# Work item:
Set down all of the records below exactly, please, omitting the images.

# Material for this exercise:
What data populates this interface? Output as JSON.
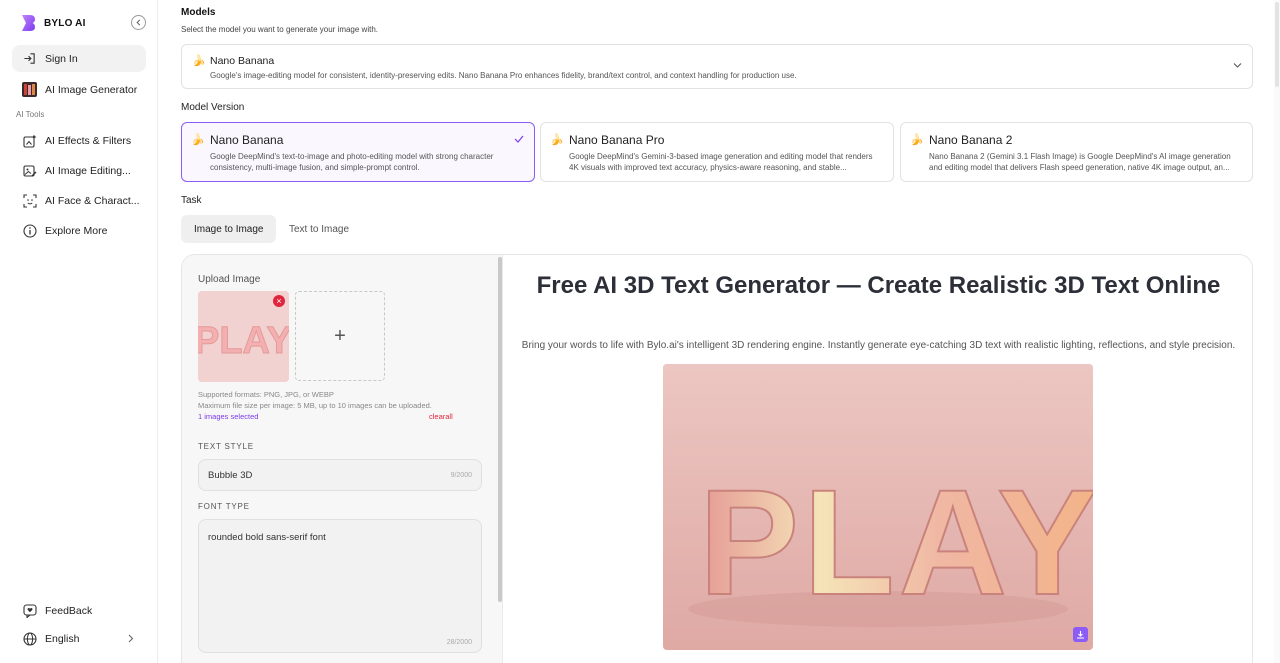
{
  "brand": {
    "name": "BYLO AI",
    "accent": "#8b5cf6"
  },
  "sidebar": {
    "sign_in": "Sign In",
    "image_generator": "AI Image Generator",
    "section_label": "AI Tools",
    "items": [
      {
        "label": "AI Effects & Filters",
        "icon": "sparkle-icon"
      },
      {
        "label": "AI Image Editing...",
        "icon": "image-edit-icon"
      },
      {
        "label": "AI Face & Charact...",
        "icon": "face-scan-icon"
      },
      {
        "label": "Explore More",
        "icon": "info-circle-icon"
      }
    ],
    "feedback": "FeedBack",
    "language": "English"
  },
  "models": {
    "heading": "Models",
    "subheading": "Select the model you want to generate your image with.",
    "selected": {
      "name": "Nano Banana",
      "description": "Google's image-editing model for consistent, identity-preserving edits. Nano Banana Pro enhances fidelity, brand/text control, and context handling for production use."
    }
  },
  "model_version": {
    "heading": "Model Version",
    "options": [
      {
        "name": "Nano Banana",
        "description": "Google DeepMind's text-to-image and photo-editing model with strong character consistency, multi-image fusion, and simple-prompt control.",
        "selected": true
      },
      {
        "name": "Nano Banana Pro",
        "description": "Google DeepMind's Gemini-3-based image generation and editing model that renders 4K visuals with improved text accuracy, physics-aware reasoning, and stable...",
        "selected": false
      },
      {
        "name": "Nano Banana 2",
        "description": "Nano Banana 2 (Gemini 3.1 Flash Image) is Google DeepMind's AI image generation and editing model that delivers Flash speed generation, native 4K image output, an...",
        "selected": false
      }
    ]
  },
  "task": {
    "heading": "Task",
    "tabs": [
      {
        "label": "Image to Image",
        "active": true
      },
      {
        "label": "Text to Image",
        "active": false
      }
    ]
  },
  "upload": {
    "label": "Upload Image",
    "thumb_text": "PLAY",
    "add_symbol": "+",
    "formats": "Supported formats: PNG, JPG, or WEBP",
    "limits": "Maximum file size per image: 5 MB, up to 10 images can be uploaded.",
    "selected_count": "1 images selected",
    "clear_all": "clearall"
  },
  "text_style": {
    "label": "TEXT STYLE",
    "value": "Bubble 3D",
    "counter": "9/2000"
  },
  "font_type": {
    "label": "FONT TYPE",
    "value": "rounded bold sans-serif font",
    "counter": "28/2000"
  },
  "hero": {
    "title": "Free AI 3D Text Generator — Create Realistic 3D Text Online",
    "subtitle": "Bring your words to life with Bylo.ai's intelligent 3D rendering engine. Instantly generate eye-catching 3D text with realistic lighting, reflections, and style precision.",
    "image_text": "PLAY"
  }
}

# Response area:
What data populates this interface? Output as JSON.
{
  "brand": {
    "name": "BYLO AI",
    "accent": "#8b5cf6"
  },
  "sidebar": {
    "sign_in": "Sign In",
    "image_generator": "AI Image Generator",
    "section_label": "AI Tools",
    "items": [
      {
        "label": "AI Effects & Filters",
        "icon": "sparkle-icon"
      },
      {
        "label": "AI Image Editing...",
        "icon": "image-edit-icon"
      },
      {
        "label": "AI Face & Charact...",
        "icon": "face-scan-icon"
      },
      {
        "label": "Explore More",
        "icon": "info-circle-icon"
      }
    ],
    "feedback": "FeedBack",
    "language": "English"
  },
  "models": {
    "heading": "Models",
    "subheading": "Select the model you want to generate your image with.",
    "selected": {
      "name": "Nano Banana",
      "description": "Google's image-editing model for consistent, identity-preserving edits. Nano Banana Pro enhances fidelity, brand/text control, and context handling for production use."
    }
  },
  "model_version": {
    "heading": "Model Version",
    "options": [
      {
        "name": "Nano Banana",
        "description": "Google DeepMind's text-to-image and photo-editing model with strong character consistency, multi-image fusion, and simple-prompt control.",
        "selected": true
      },
      {
        "name": "Nano Banana Pro",
        "description": "Google DeepMind's Gemini-3-based image generation and editing model that renders 4K visuals with improved text accuracy, physics-aware reasoning, and stable...",
        "selected": false
      },
      {
        "name": "Nano Banana 2",
        "description": "Nano Banana 2 (Gemini 3.1 Flash Image) is Google DeepMind's AI image generation and editing model that delivers Flash speed generation, native 4K image output, an...",
        "selected": false
      }
    ]
  },
  "task": {
    "heading": "Task",
    "tabs": [
      {
        "label": "Image to Image",
        "active": true
      },
      {
        "label": "Text to Image",
        "active": false
      }
    ]
  },
  "upload": {
    "label": "Upload Image",
    "thumb_text": "PLAY",
    "add_symbol": "+",
    "formats": "Supported formats: PNG, JPG, or WEBP",
    "limits": "Maximum file size per image: 5 MB, up to 10 images can be uploaded.",
    "selected_count": "1 images selected",
    "clear_all": "clearall"
  },
  "text_style": {
    "label": "TEXT STYLE",
    "value": "Bubble 3D",
    "counter": "9/2000"
  },
  "font_type": {
    "label": "FONT TYPE",
    "value": "rounded bold sans-serif font",
    "counter": "28/2000"
  },
  "hero": {
    "title": "Free AI 3D Text Generator — Create Realistic 3D Text Online",
    "subtitle": "Bring your words to life with Bylo.ai's intelligent 3D rendering engine. Instantly generate eye-catching 3D text with realistic lighting, reflections, and style precision.",
    "image_text": "PLAY"
  }
}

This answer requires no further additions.